In five minutes, arrange the five letter below into as many words as you can. You don't have to use all five letters. Good luck.



How many did you get?

Like so many problem-solving experiments conducted over the years, the answer depends not on intelligence or skill but perspective, feedback, and circumstance. Small manipulations, such as offering money to participants for generating more anagrams, or revealing the average number of anagrams other participants completed, can drastically sway results.

In recent years, social psychologist Heidi Grant Halvorson, the associate director of the Motivation Science Center at Columbia Business School, has used the anagram puzzle to study how people focus. Across dozens of experiments and articles, Halvorson has revealed that we approach problems in one of two ways."If you are promotion-focused, you want to advance and avoid missed opportunities. If you are prevention-focused, you want to minimize losses and keep things working." Which one is more effective?

Halvorson teamed with Jens Forster and Lorraine Chen Idson to find out. In an experiment conduct several years ago, they gathered 109 participants and divided them into two groups. Those in the promotion condition received four dollars and the chance to earn an extra dollar if they scored above the 70th percentile on the anagram task. Their peers in the prevention condition received five dollars, but if their performance dropped below the 70th percentile, they risked losing a dollar.

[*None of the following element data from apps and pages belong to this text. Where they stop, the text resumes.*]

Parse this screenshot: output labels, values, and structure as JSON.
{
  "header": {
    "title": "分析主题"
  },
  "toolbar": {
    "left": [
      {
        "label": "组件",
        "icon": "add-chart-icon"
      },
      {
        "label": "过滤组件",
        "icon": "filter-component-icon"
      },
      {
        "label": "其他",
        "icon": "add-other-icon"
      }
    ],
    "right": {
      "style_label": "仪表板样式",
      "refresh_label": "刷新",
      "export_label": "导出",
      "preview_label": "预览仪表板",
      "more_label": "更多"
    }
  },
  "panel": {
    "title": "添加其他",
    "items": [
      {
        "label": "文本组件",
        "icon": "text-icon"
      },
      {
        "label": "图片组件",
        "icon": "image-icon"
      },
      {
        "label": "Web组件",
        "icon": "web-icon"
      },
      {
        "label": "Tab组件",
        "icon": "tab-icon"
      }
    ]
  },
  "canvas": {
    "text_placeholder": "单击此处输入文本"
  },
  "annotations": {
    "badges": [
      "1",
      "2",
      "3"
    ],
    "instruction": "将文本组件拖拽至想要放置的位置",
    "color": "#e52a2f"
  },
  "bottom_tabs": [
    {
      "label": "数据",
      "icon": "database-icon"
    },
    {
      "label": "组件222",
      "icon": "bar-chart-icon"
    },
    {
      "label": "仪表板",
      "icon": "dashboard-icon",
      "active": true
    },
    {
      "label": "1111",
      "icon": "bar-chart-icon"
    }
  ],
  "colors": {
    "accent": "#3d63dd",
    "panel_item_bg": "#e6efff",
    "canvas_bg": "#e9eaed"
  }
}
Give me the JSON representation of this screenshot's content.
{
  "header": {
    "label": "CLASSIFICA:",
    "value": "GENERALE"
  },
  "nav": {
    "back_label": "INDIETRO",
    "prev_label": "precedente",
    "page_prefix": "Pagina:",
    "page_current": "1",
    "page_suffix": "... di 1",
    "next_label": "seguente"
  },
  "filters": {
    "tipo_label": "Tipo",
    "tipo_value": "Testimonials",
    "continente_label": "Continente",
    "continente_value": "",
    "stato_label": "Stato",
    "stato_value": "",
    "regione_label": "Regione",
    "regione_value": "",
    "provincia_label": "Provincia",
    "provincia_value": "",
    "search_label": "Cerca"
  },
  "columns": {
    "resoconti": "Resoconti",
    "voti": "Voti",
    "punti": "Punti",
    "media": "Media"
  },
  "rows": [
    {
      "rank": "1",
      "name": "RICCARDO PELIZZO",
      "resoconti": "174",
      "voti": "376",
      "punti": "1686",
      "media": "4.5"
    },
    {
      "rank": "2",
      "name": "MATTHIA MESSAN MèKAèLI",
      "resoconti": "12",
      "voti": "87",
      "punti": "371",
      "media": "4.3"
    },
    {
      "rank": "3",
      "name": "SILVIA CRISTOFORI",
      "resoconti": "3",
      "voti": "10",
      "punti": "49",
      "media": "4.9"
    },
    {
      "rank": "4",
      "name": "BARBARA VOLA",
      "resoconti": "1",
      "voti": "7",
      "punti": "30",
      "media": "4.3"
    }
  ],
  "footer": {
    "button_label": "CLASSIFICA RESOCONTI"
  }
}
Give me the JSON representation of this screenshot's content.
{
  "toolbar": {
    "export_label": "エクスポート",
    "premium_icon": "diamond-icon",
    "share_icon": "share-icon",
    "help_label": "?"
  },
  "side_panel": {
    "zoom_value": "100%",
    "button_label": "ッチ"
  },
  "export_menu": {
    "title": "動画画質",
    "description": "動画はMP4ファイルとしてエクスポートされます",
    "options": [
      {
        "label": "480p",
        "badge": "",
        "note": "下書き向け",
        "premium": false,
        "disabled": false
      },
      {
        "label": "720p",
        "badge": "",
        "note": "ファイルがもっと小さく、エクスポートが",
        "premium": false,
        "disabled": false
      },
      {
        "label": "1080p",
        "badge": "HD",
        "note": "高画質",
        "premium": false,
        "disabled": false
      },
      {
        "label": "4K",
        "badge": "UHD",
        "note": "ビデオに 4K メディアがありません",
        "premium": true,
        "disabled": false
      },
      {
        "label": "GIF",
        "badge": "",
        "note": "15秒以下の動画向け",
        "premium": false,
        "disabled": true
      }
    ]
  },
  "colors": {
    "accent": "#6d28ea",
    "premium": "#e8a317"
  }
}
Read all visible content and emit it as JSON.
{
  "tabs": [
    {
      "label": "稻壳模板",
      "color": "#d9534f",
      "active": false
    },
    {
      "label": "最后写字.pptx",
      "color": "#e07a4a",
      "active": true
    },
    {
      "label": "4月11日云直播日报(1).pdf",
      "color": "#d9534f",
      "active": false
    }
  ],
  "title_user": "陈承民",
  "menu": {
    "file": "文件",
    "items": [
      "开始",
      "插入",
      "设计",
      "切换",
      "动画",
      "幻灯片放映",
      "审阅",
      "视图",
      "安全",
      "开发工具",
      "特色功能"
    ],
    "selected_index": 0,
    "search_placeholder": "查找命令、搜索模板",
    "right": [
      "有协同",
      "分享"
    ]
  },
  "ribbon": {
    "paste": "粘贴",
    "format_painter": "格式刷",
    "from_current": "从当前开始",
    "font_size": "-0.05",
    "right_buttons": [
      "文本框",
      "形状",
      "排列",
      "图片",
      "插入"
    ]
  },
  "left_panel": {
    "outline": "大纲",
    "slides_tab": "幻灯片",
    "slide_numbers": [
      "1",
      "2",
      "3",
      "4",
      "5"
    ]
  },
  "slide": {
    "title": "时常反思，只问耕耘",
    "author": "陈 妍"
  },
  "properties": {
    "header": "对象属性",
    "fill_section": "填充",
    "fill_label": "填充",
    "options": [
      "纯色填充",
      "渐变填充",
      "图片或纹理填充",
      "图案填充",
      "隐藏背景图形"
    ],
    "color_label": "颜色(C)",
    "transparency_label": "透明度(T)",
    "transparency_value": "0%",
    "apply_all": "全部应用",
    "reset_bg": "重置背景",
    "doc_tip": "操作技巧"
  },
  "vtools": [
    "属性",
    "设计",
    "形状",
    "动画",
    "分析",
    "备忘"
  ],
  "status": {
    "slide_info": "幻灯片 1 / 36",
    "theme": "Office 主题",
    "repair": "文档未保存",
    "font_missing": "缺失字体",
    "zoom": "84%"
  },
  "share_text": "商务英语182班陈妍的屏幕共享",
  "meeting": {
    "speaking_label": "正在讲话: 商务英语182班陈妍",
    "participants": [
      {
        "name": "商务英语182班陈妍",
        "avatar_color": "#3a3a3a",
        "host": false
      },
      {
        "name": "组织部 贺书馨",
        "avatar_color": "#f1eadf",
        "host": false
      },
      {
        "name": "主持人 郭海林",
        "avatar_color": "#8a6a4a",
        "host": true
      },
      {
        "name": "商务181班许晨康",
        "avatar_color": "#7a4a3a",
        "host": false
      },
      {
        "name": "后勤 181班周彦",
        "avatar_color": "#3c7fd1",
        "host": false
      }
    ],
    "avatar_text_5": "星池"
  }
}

On paper, each condition was the same: every participant would receive at least four dollars. The difference is how Halvorson and her team framed the experiment. In the promotion condition, success meant gaining a dollar; in the prevention condition, it meant avoiding losing a dollar.

This subtle manipulation had a big impact. Halfway through the experiment, Halvorson told every participant that they were performing either above or below the 70th percentile (the researchers randomly assigned the feedback). The participants in the promotion-focused group took positive feedback well--it boosted their expectations and motivation--while those in the prevention-focused group did not. Their motivation actually decreased. When the news was bad, the responses flipped. In promotion-focused group, expectations of success and motivation went down. Expectations in the prevention-focused groups dropped dramatically but motivation surged.

This finding suggests that when we focus on gaining something, positive feedback helps us persist until we complete a problem. If, on the other hand, we dwell on the possibility of failure, negative feedback can also stimulate motivation and boost performance. We're more willing to stick with it when we think there's something to lose.

"Aren't we supposed to banish negative thoughts if we want to succeed?" Halvorson asks in her book Focus: Use Different Ways of Seeing the World for Success and Influence (co-authored with E. Tory Higgins).

"Not if you are prevention-focused or are pursuing a prevention-focused goal. Because if you are, optimism not only feels wrong--it will actually disrupt and dampen your motivation. If you're sure that everything is going to work out for you, then why would you go out of your way to avoid mistakes or to plan your way around obstacles or two come up with plan B?"